Reblogged from Mineraltea



Poor Overall!

Reblogged from Pleated Jeans

My letter to @newswatchbbc as the BBC appears to favour marriage inequality

—Just an update, as of 27 February, I’ve yet to have even an acknowledgment from the BBC.  That’s listening to your licence payers.


Dear Newswatch

Over the past weeks, the BBC has become a source of anti-gay propaganda in the United Kingdom as the Government drafts and calls for a free vote in Parliament on the equalisation of marriage.  Two of these instances have been most notable over the holiday season.  However, there is also an underlying issue in language.

The BBC addresses the issue of marriage equality as ‘same-sex marriage’ or ‘gay marriage’ and not as marriage equality.  This suggests that, from the outset, the BBC is approaching marriage equality by ‘othering’ the gay community and thus suggesting that ‘gay’ marriage is somehow different to ‘straight’ marriage.  If the BBC were to phrase their headlines in terms of equality, the UK’s primary news source would be in a better position to treat the question from all points of view in their articles.

This is the major stumbling block we encounter as a closer reading is made of recent BBC news pieces.  On Christmas Day, the primary news on the BBC’s website and a major segment on the BBC News channel was dedicated to the Archbishop of Westminster’s illogical and vitriolic statement about marriage equality.  The archbishop was not countered online or on television by statements from any other organisation, religious or not.

In contrast, when the BBC reports on a step towards equality or a statement in favour thereof by a government minister or a religious organisation, mention is always made of counter arguments.  If the Unitarians were to make (another) statement in favour of equality, note would have to be made of the Church of England’s position against it.  If Teresa May stands at the dispatch box to support her party’s position, mention will be made of an MP who is set to vote ‘nay’ as well as a clear redaction of the position held by religious institutions.  When an article is about an MP who stands against marriage equality, a litany of names of politicians who support it will be given in a single sentence without describing what they support.  Thus, equal weight is given to both sides when the main thrust of the article is in support of marriage equality but this is not at all the case when it is against.  In fact, one article proclaimed in its headline the PM’s support of equal marriage yet the text was slanted to explaining the position of the opposition. 

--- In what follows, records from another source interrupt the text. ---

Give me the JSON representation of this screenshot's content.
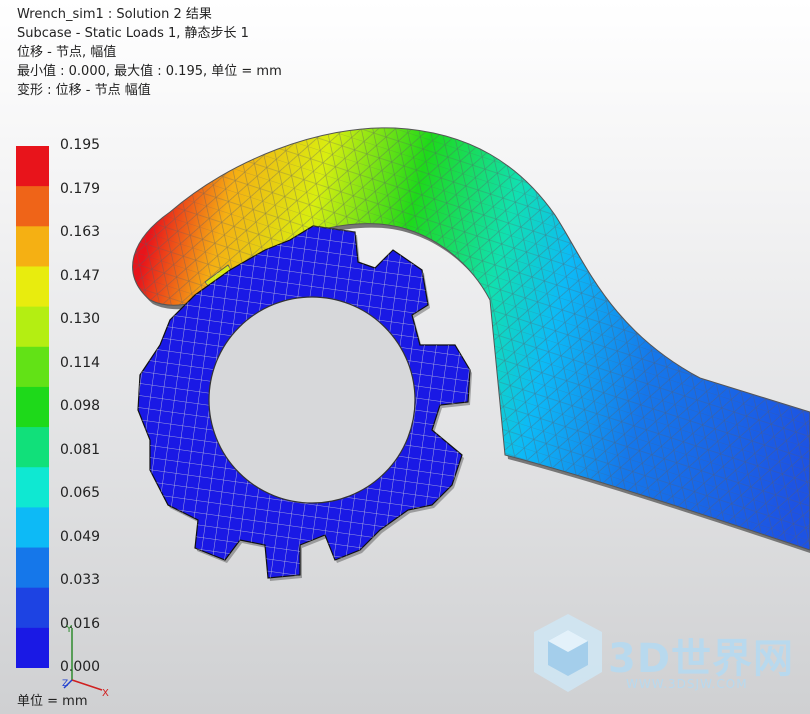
{
  "header": {
    "line1": "Wrench_sim1 : Solution 2 结果",
    "line2": "Subcase - Static Loads 1, 静态步长 1",
    "line3": "位移 - 节点, 幅值",
    "line4": "最小值 : 0.000, 最大值 : 0.195, 单位 = mm",
    "line5": "变形 : 位移 - 节点 幅值"
  },
  "legend": {
    "ticks": [
      "0.195",
      "0.179",
      "0.163",
      "0.147",
      "0.130",
      "0.114",
      "0.098",
      "0.081",
      "0.065",
      "0.049",
      "0.033",
      "0.016",
      "0.000"
    ],
    "colors": [
      "#e8141b",
      "#ef6418",
      "#f5b013",
      "#e8ec0e",
      "#b4ee12",
      "#62e216",
      "#1ed91a",
      "#11e07a",
      "#0fe8d2",
      "#0dbaf6",
      "#1577ea",
      "#1d43e3",
      "#1a19e5"
    ],
    "units": "单位 = mm"
  },
  "triad": {
    "x": "X",
    "y": "Y",
    "z": "Z"
  },
  "watermark": {
    "title": "3D世界网",
    "url": "WWW.3DSJW.COM"
  }
}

Today, the BBC has had as its top news a statement from a High Court judge, drawn from The Times, asking why so much time has been spent discussing a minority issue.  Supporters of marriage equality may well ask why a vote need be had at all.  If it is a minority issue, why do I need to ask for a government to vote on my marriage when they need not vote on Coleridge LJ’s?  In the article, no mention is made of Liberty’s stance on marriage equality nor does it appear they were asked to comment.  When reporting the news, does the BBC not ask Stonewall to comment on what someone has said, if it is considered newsworthy to report what a single High Court judge has written in a newspaper?

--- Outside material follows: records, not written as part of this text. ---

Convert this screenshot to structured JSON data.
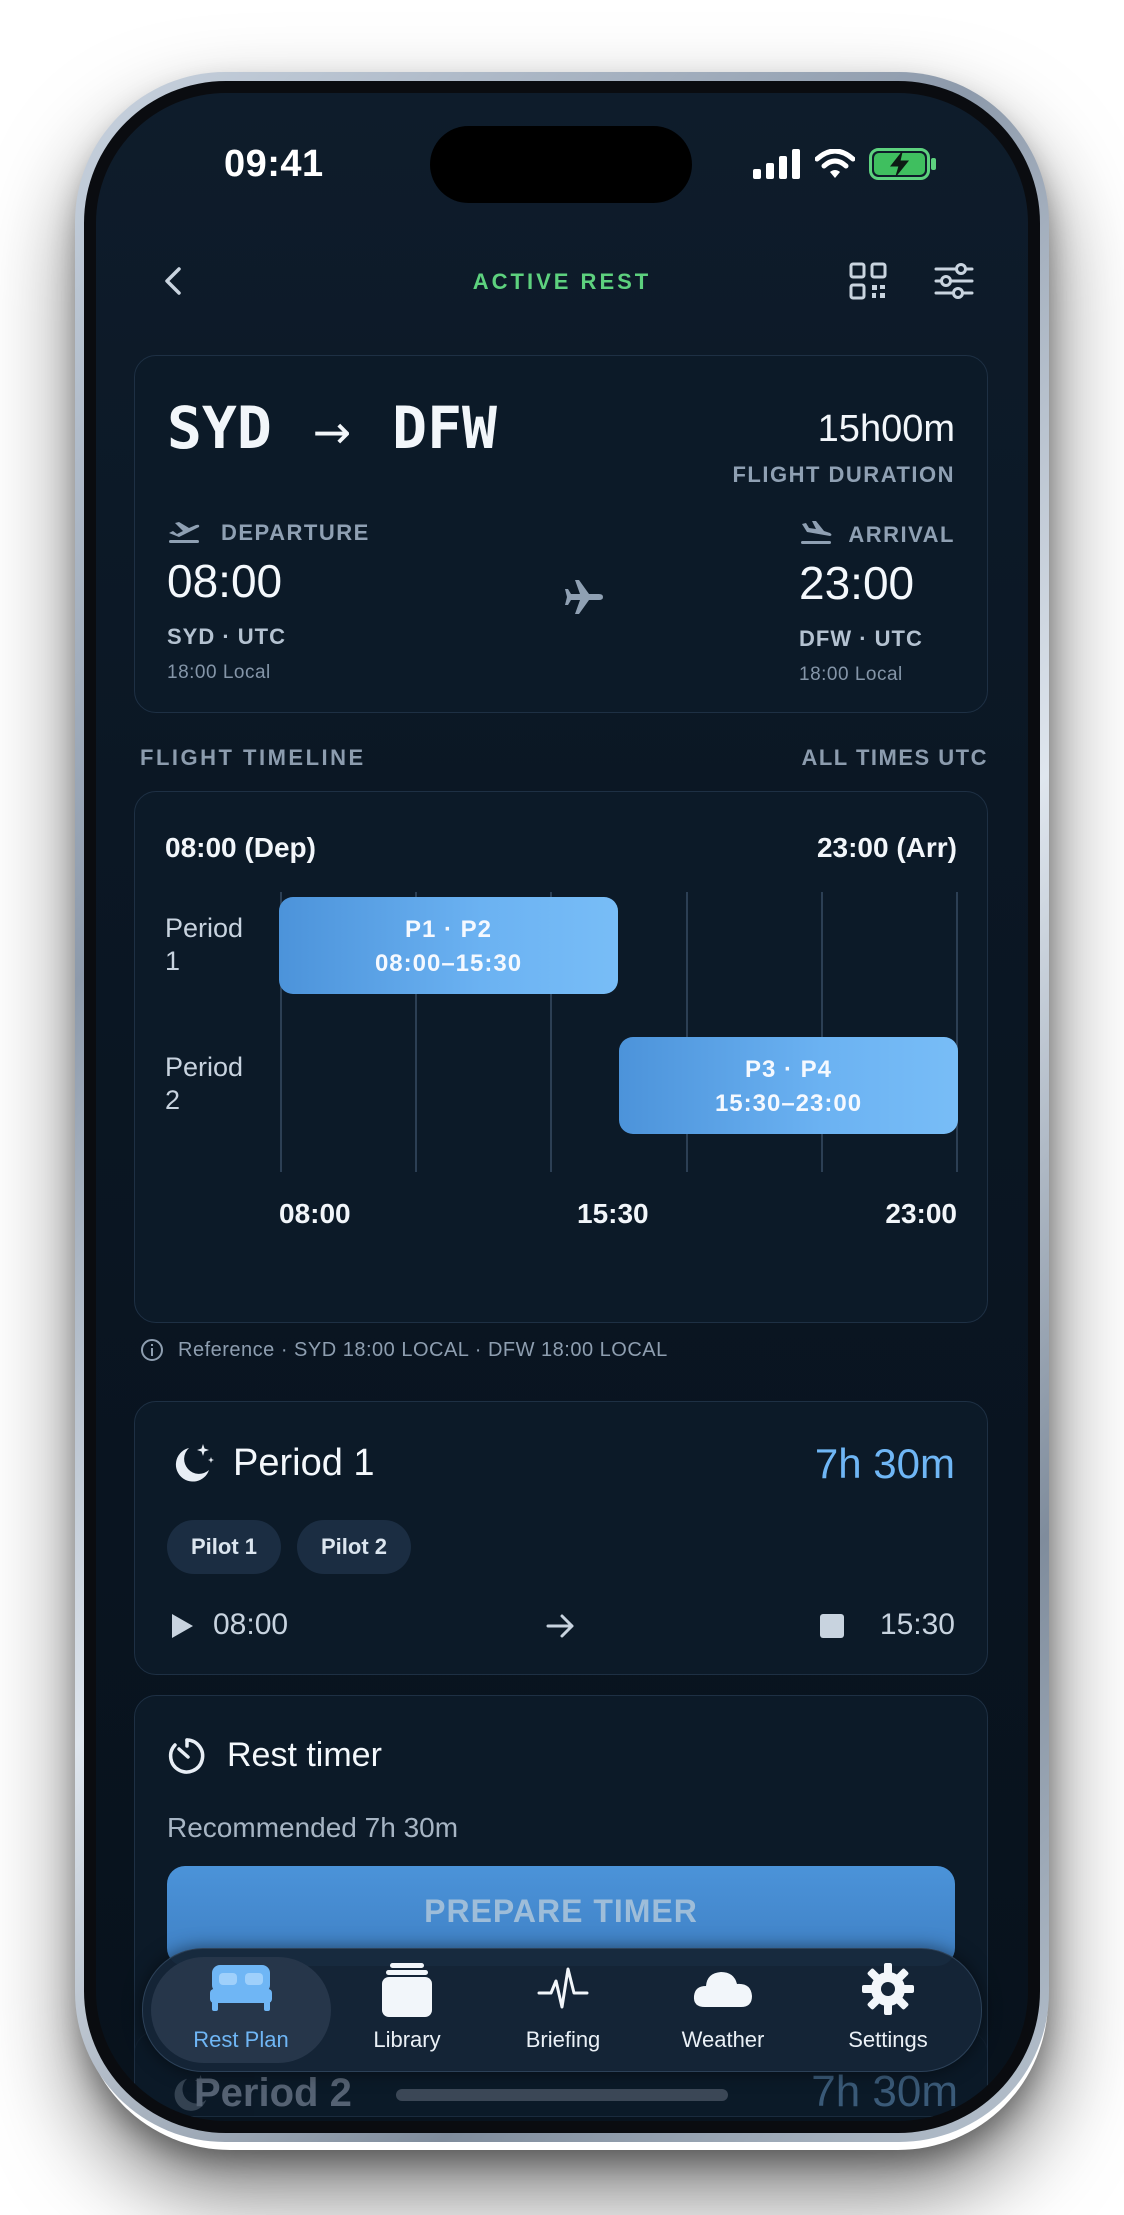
{
  "status_bar": {
    "time": "09:41"
  },
  "header": {
    "title": "ACTIVE REST"
  },
  "route": {
    "origin": "SYD",
    "destination": "DFW",
    "duration": "15h00m",
    "duration_label": "FLIGHT DURATION",
    "departure": {
      "label": "DEPARTURE",
      "time": "08:00",
      "code": "SYD · UTC",
      "local": "18:00 Local"
    },
    "arrival": {
      "label": "ARRIVAL",
      "time": "23:00",
      "code": "DFW · UTC",
      "local": "18:00 Local"
    }
  },
  "timeline": {
    "section_title": "FLIGHT TIMELINE",
    "section_note": "ALL TIMES UTC",
    "start_label": "08:00 (Dep)",
    "end_label": "23:00 (Arr)",
    "rows": [
      {
        "label_line1": "Period",
        "label_line2": "1",
        "bar_title": "P1 · P2",
        "bar_range": "08:00–15:30",
        "start": "08:00",
        "end": "15:30"
      },
      {
        "label_line1": "Period",
        "label_line2": "2",
        "bar_title": "P3 · P4",
        "bar_range": "15:30–23:00",
        "start": "15:30",
        "end": "23:00"
      }
    ],
    "ticks": [
      "08:00",
      "15:30",
      "23:00"
    ],
    "reference": "Reference · SYD 18:00 LOCAL · DFW 18:00 LOCAL"
  },
  "period1": {
    "title": "Period 1",
    "duration": "7h 30m",
    "chips": [
      "Pilot 1",
      "Pilot 2"
    ],
    "start": "08:00",
    "end": "15:30"
  },
  "rest_timer": {
    "title": "Rest timer",
    "recommended": "Recommended 7h 30m",
    "button": "PREPARE TIMER"
  },
  "period2_peek": {
    "title": "Period 2",
    "duration": "7h 30m"
  },
  "tabbar": {
    "tabs": [
      {
        "label": "Rest Plan",
        "icon": "bed-icon",
        "active": true
      },
      {
        "label": "Library",
        "icon": "library-icon",
        "active": false
      },
      {
        "label": "Briefing",
        "icon": "pulse-icon",
        "active": false
      },
      {
        "label": "Weather",
        "icon": "cloud-icon",
        "active": false
      },
      {
        "label": "Settings",
        "icon": "gear-icon",
        "active": false
      }
    ]
  },
  "colors": {
    "accent_green": "#5dd17e",
    "accent_blue": "#6fb6f5",
    "background": "#0b1724"
  }
}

The BBC has recently suffered a severe blow to its credibility in the fiasco over Jimmy Saville.  Now they are beginning to stand out as a news outlet with an agenda prejudiced against the GLBT community.  BBC licence payers expect balanced news without overt support of the church (as seen in a news report directly before Christmas) or slanted against a selected group.  To avoid ending up with another shuffle at the top, the BBC must once again be reminded to seek comments from all sides when presenting the news.  If they do not, they are no better than the horrors of news reporting which can be seen in the United States.  That sort of bias has no place on the public broadcaster.


Happy Christmas!  God Jul! Glædelig Jul!  Feliz Natal!  ¡Feliz Navidad!  Buon Natale!  Frohe Weihnachten!  Vrolijke Kerstmis!

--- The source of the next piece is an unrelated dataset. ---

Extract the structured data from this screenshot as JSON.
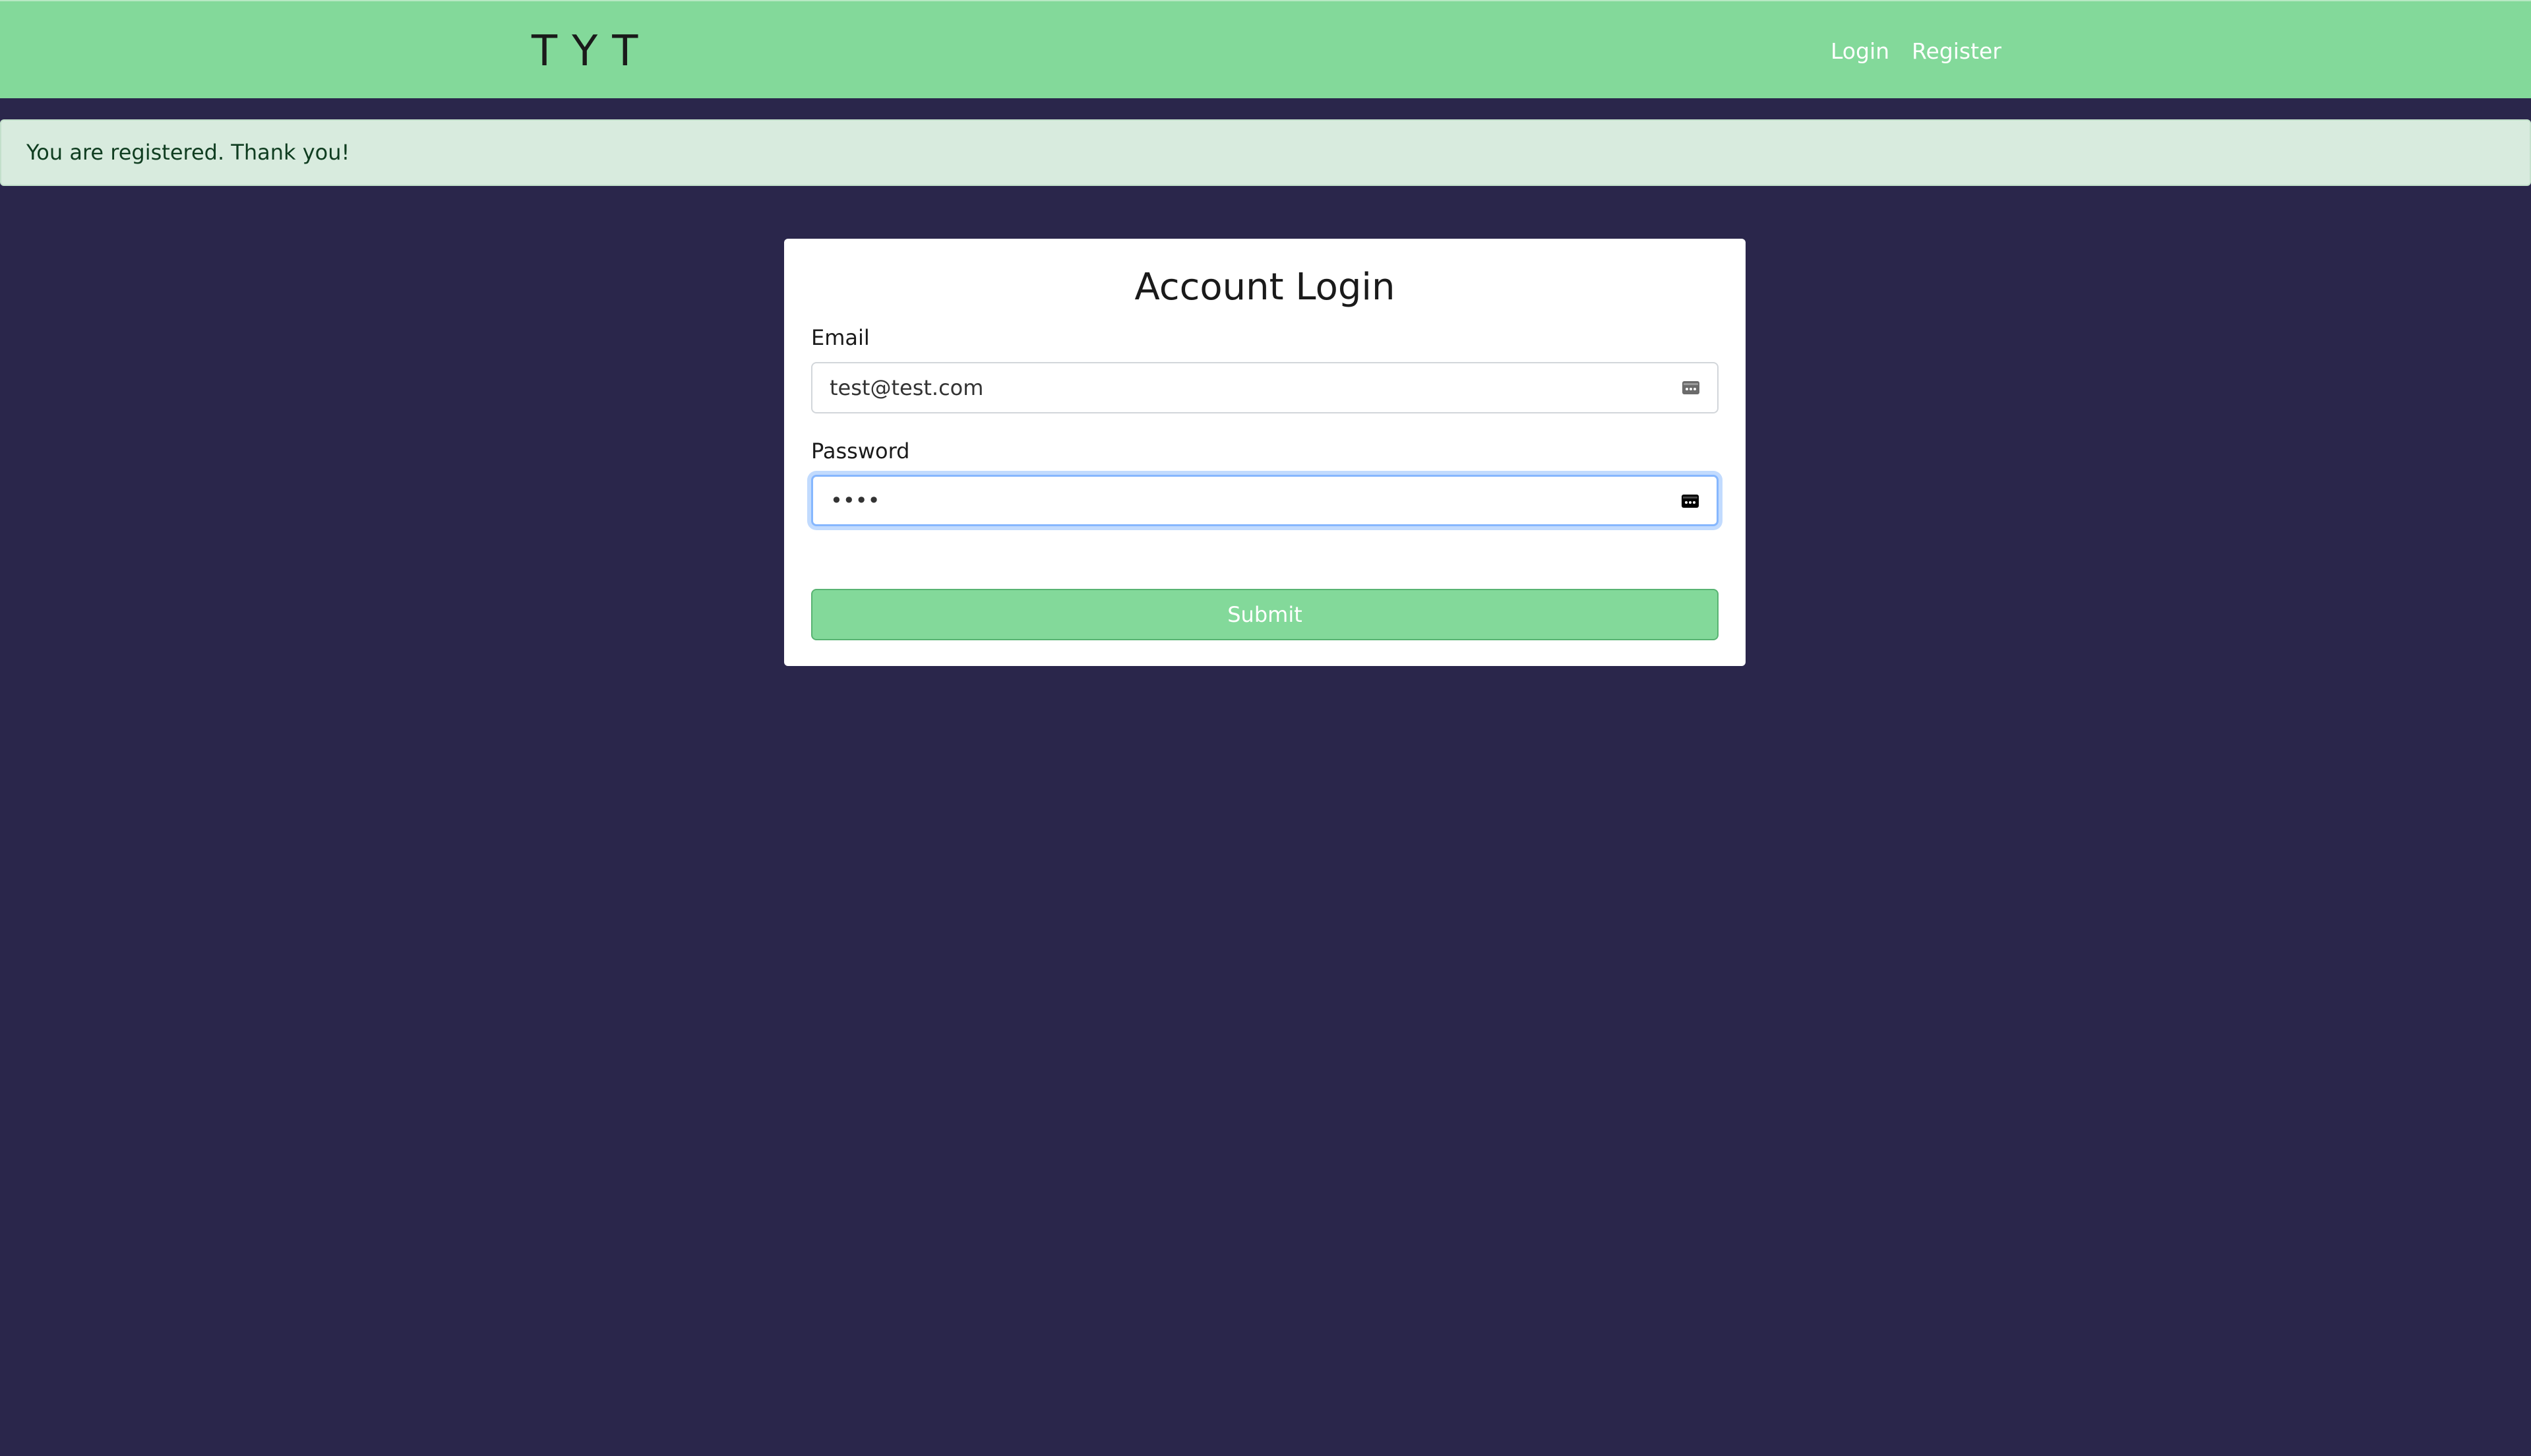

“And the cuckoo was a beautiful bird.”

Susan Kay, from Phantom (thanks, marubia)

(And the elephant was a graceful one.  Sorry.  I couldn’t resist.)

Reblogged from The final sentence.